__Task goal__: Every record here needs to be written out again exactly.
[[ Provided data open ]]
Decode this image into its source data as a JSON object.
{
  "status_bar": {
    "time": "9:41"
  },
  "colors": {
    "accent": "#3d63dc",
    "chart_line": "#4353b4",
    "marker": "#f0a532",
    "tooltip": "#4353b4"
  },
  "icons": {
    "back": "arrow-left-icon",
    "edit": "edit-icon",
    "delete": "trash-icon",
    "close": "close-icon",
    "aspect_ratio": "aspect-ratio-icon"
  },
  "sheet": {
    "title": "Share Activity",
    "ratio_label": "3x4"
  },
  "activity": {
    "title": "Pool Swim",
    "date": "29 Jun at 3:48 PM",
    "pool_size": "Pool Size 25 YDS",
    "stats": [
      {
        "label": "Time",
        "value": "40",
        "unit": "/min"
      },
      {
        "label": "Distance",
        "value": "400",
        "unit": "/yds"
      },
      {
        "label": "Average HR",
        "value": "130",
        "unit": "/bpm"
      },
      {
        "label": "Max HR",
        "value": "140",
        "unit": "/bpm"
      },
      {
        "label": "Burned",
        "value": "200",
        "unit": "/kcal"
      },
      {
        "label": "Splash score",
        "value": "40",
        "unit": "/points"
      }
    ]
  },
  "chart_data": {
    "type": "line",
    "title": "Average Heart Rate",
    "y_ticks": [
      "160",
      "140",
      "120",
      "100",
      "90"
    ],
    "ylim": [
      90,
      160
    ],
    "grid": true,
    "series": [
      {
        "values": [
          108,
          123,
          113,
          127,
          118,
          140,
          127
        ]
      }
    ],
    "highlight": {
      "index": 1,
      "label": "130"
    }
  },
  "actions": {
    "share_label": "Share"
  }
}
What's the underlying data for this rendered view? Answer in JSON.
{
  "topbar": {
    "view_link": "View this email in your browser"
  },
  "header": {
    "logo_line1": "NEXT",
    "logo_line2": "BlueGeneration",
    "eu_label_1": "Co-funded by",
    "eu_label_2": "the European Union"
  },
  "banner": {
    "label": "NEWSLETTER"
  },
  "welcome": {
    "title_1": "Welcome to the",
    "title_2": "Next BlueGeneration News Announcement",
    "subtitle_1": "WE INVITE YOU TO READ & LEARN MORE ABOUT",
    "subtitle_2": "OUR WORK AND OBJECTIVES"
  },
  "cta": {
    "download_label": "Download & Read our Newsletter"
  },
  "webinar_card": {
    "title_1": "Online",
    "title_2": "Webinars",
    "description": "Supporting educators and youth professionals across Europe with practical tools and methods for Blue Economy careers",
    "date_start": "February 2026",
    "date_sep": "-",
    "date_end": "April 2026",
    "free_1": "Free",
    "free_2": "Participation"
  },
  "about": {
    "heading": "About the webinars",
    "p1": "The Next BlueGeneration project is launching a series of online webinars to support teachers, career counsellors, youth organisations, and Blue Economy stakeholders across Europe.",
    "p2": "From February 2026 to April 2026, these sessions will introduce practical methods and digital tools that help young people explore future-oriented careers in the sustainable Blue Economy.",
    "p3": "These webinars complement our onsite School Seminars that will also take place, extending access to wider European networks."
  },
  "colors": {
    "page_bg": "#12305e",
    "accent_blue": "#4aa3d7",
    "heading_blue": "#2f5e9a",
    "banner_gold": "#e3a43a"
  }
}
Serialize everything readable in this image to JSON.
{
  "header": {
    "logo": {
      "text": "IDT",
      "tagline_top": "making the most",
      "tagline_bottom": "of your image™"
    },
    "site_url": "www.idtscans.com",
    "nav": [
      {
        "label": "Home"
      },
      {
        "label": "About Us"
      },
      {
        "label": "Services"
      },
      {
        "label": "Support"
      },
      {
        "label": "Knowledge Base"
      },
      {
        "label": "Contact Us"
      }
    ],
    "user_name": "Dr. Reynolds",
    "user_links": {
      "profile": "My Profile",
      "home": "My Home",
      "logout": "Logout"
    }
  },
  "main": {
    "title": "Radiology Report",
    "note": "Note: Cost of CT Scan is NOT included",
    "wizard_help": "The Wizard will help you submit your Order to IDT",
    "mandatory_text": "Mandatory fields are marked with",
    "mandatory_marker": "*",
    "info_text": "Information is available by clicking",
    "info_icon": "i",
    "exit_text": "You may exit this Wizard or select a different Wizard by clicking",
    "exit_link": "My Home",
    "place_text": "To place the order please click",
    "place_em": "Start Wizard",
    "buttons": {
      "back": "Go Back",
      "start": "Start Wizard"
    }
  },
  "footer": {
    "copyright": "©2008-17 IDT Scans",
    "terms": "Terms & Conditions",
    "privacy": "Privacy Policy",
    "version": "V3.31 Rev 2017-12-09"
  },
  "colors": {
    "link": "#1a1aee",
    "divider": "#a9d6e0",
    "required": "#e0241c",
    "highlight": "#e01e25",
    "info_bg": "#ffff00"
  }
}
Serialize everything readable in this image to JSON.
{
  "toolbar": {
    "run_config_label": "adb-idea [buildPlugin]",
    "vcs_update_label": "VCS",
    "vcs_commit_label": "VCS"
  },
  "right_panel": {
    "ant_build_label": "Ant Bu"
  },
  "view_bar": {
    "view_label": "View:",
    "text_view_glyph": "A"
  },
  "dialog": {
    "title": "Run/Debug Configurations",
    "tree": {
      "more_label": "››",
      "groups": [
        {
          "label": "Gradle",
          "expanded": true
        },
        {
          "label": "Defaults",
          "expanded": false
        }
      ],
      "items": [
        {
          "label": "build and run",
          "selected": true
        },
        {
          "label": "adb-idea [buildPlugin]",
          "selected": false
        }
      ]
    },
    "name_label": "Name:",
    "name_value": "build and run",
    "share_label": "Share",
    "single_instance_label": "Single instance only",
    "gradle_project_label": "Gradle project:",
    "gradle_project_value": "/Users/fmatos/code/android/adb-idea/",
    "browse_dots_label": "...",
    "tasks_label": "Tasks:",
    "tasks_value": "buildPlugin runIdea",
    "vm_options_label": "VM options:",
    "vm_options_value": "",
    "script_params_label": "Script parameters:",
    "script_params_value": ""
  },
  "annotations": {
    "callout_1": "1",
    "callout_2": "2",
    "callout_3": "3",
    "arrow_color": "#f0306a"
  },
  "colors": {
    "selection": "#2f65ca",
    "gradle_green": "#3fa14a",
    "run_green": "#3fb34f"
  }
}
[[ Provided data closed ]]
__Written solution__:
Decode this image into its source data as a JSON object.
{
  "status_bar": {
    "time": "9:41"
  },
  "colors": {
    "accent": "#3d63dc",
    "chart_line": "#4353b4",
    "marker": "#f0a532",
    "tooltip": "#4353b4"
  },
  "icons": {
    "back": "arrow-left-icon",
    "edit": "edit-icon",
    "delete": "trash-icon",
    "close": "close-icon",
    "aspect_ratio": "aspect-ratio-icon"
  },
  "sheet": {
    "title": "Share Activity",
    "ratio_label": "3x4"
  },
  "activity": {
    "title": "Pool Swim",
    "date": "29 Jun at 3:48 PM",
    "pool_size": "Pool Size 25 YDS",
    "stats": [
      {
        "label": "Time",
        "value": "40",
        "unit": "/min"
      },
      {
        "label": "Distance",
        "value": "400",
        "unit": "/yds"
      },
      {
        "label": "Average HR",
        "value": "130",
        "unit": "/bpm"
      },
      {
        "label": "Max HR",
        "value": "140",
        "unit": "/bpm"
      },
      {
        "label": "Burned",
        "value": "200",
        "unit": "/kcal"
      },
      {
        "label": "Splash score",
        "value": "40",
        "unit": "/points"
      }
    ]
  },
  "chart_data": {
    "type": "line",
    "title": "Average Heart Rate",
    "y_ticks": [
      "160",
      "140",
      "120",
      "100",
      "90"
    ],
    "ylim": [
      90,
      160
    ],
    "grid": true,
    "series": [
      {
        "values": [
          108,
          123,
          113,
          127,
          118,
          140,
          127
        ]
      }
    ],
    "highlight": {
      "index": 1,
      "label": "130"
    }
  },
  "actions": {
    "share_label": "Share"
  }
}
What's the underlying data for this rendered view? Answer in JSON.
{
  "topbar": {
    "view_link": "View this email in your browser"
  },
  "header": {
    "logo_line1": "NEXT",
    "logo_line2": "BlueGeneration",
    "eu_label_1": "Co-funded by",
    "eu_label_2": "the European Union"
  },
  "banner": {
    "label": "NEWSLETTER"
  },
  "welcome": {
    "title_1": "Welcome to the",
    "title_2": "Next BlueGeneration News Announcement",
    "subtitle_1": "WE INVITE YOU TO READ & LEARN MORE ABOUT",
    "subtitle_2": "OUR WORK AND OBJECTIVES"
  },
  "cta": {
    "download_label": "Download & Read our Newsletter"
  },
  "webinar_card": {
    "title_1": "Online",
    "title_2": "Webinars",
    "description": "Supporting educators and youth professionals across Europe with practical tools and methods for Blue Economy careers",
    "date_start": "February 2026",
    "date_sep": "-",
    "date_end": "April 2026",
    "free_1": "Free",
    "free_2": "Participation"
  },
  "about": {
    "heading": "About the webinars",
    "p1": "The Next BlueGeneration project is launching a series of online webinars to support teachers, career counsellors, youth organisations, and Blue Economy stakeholders across Europe.",
    "p2": "From February 2026 to April 2026, these sessions will introduce practical methods and digital tools that help young people explore future-oriented careers in the sustainable Blue Economy.",
    "p3": "These webinars complement our onsite School Seminars that will also take place, extending access to wider European networks."
  },
  "colors": {
    "page_bg": "#12305e",
    "accent_blue": "#4aa3d7",
    "heading_blue": "#2f5e9a",
    "banner_gold": "#e3a43a"
  }
}
Serialize everything readable in this image to JSON.
{
  "header": {
    "logo": {
      "text": "IDT",
      "tagline_top": "making the most",
      "tagline_bottom": "of your image™"
    },
    "site_url": "www.idtscans.com",
    "nav": [
      {
        "label": "Home"
      },
      {
        "label": "About Us"
      },
      {
        "label": "Services"
      },
      {
        "label": "Support"
      },
      {
        "label": "Knowledge Base"
      },
      {
        "label": "Contact Us"
      }
    ],
    "user_name": "Dr. Reynolds",
    "user_links": {
      "profile": "My Profile",
      "home": "My Home",
      "logout": "Logout"
    }
  },
  "main": {
    "title": "Radiology Report",
    "note": "Note: Cost of CT Scan is NOT included",
    "wizard_help": "The Wizard will help you submit your Order to IDT",
    "mandatory_text": "Mandatory fields are marked with",
    "mandatory_marker": "*",
    "info_text": "Information is available by clicking",
    "info_icon": "i",
    "exit_text": "You may exit this Wizard or select a different Wizard by clicking",
    "exit_link": "My Home",
    "place_text": "To place the order please click",
    "place_em": "Start Wizard",
    "buttons": {
      "back": "Go Back",
      "start": "Start Wizard"
    }
  },
  "footer": {
    "copyright": "©2008-17 IDT Scans",
    "terms": "Terms & Conditions",
    "privacy": "Privacy Policy",
    "version": "V3.31 Rev 2017-12-09"
  },
  "colors": {
    "link": "#1a1aee",
    "divider": "#a9d6e0",
    "required": "#e0241c",
    "highlight": "#e01e25",
    "info_bg": "#ffff00"
  }
}
Serialize everything readable in this image to JSON.
{
  "toolbar": {
    "run_config_label": "adb-idea [buildPlugin]",
    "vcs_update_label": "VCS",
    "vcs_commit_label": "VCS"
  },
  "right_panel": {
    "ant_build_label": "Ant Bu"
  },
  "view_bar": {
    "view_label": "View:",
    "text_view_glyph": "A"
  },
  "dialog": {
    "title": "Run/Debug Configurations",
    "tree": {
      "more_label": "››",
      "groups": [
        {
          "label": "Gradle",
          "expanded": true
        },
        {
          "label": "Defaults",
          "expanded": false
        }
      ],
      "items": [
        {
          "label": "build and run",
          "selected": true
        },
        {
          "label": "adb-idea [buildPlugin]",
          "selected": false
        }
      ]
    },
    "name_label": "Name:",
    "name_value": "build and run",
    "share_label": "Share",
    "single_instance_label": "Single instance only",
    "gradle_project_label": "Gradle project:",
    "gradle_project_value": "/Users/fmatos/code/android/adb-idea/",
    "browse_dots_label": "...",
    "tasks_label": "Tasks:",
    "tasks_value": "buildPlugin runIdea",
    "vm_options_label": "VM options:",
    "vm_options_value": "",
    "script_params_label": "Script parameters:",
    "script_params_value": ""
  },
  "annotations": {
    "callout_1": "1",
    "callout_2": "2",
    "callout_3": "3",
    "arrow_color": "#f0306a"
  },
  "colors": {
    "selection": "#2f65ca",
    "gradle_green": "#3fa14a",
    "run_green": "#3fb34f"
  }
}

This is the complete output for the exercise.